Newcastle University engineers have developed an automated robotic cleaning system that removes marine growth from the hull of a ship.
Operating in a similar way to the automatic carpet cleaner, the robot has been developed out of an EU-funded project called HISMAR (Hull Identification System for Marine Autonomous Robotics) and is able to navigate its own way across the ship’s hull.
First, a map of the hull is automatically charted, recording the location of every weld, thickness change, rivet and indentation on the ship’s surface.
The robot is then magnetically attached to the ship’s side and sent off on its journey of the hull, following a planned route and cleaning as it goes.
Adjustable jets of pressurised sea water blast the marine growth off the surface of the ship, which is then sucked up into the main chamber.
Here, 150 litres of water a minute is filtered and the bio-fouling removed and rendered harmless to the local environment.
In this way, the ship’s robotic ‘vacuum’ can continuously roam the ship’s hull, preventing the build-up of slime and allowing it to travel through the water efficiently by cutting down on drag and hence reducing fuel consumption.
Newcastle University’s Prof Tony Roskilly, leading the project, said: ‘Marine growth on ships is a huge environmental and financial problem for the marine industry and HISMAR offers a unique solution to both of these.
‘What we have created is a system that works totally independently – in or out of the water – and not only keeps the ship clean but also feeds back vital information about the hull’s condition.
‘Because the map it follows is so detailed, if there is a change to its path caused by corrosion or a crack in the steel then it feeds this information back. This means it can be used as an additional check on the seaworthiness of the ship’s hull or highlight potential future problems.
‘And because the drive module and navigational system are separate to the cleaning tools we hope that ultimately we will be able to fit it with different tools to carry out different tasks – such as stripping and painting the hull.’
Until the beginning of this year, ships used anti-fouling paints to protect them from the corrosive environment, with Tributyltin (TBT) added as a biocide to also prevent marine growth.
However, it was found to contaminate the surrounding water – having a serious detrimental impact on other marine life – and this summer it became illegal worldwide to use TBT anti-fouling coatings.

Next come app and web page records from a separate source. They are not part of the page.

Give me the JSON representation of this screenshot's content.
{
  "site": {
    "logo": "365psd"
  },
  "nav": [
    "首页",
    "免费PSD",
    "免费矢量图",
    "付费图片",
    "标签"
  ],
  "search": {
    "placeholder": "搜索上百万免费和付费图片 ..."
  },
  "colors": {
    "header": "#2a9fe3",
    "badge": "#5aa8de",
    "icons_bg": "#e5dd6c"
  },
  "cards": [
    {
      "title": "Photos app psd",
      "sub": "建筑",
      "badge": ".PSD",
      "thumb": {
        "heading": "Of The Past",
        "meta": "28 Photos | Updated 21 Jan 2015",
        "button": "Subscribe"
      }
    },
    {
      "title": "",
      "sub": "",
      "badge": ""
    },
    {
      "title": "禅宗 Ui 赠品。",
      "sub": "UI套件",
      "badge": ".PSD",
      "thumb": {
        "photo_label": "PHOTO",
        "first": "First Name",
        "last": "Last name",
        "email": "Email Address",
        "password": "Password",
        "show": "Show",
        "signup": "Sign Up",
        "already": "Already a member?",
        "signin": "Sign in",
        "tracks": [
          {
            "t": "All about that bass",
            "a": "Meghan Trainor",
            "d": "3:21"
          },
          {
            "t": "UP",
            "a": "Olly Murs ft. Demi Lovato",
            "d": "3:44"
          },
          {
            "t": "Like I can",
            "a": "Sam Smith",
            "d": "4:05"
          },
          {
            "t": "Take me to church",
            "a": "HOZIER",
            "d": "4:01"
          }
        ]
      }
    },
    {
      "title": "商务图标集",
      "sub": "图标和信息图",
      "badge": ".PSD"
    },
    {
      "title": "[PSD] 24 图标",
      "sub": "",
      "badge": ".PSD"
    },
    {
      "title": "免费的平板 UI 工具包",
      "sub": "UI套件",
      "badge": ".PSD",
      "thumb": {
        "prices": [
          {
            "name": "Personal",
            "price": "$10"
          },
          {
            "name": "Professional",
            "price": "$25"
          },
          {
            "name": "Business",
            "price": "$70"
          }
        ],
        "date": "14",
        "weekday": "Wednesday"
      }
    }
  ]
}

Newcastle University’s Jonathan Heslop, a researcher on the project, said: ‘All other developed cleaning or inspection systems currently available are remotely controlled during their operation, requiring highly skilled and experienced operators to effectively clean the hull, while the ship is out of operation and usually out of the water.
‘The advantage of the HISMAR robot is that it is an autonomous system so it can continue cleaning with the ship remaining in service – feeding back hull information as it does so – resulting in very little build-up of slime, reduced fuel costs and much less pollution.’
The HISMAR robot uses a novel optical dead-reckoning system in conjunction with a magnetic system to identify the location of surface and subsurface features to build up a detailed map of the ship’s hull.